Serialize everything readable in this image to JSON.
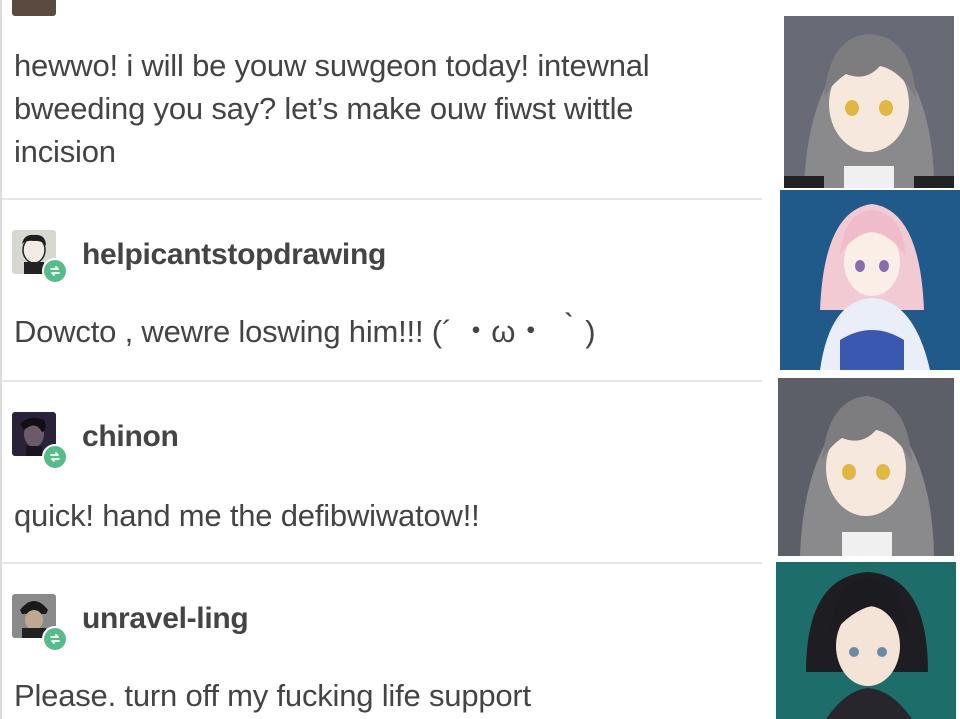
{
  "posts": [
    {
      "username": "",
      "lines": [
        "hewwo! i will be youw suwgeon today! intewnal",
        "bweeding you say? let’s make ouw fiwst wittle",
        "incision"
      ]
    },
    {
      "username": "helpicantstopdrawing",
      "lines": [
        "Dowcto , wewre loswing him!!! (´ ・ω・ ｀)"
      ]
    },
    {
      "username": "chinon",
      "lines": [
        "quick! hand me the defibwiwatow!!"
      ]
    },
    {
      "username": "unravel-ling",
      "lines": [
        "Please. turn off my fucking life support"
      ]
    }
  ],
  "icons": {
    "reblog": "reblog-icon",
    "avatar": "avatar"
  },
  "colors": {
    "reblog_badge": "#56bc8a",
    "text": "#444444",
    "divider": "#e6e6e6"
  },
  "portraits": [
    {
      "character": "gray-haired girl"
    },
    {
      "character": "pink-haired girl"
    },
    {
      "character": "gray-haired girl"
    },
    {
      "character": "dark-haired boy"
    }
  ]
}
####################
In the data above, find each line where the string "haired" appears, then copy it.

      "character": "gray-haired girl"
      "character": "pink-haired girl"
      "character": "gray-haired girl"
      "character": "dark-haired boy"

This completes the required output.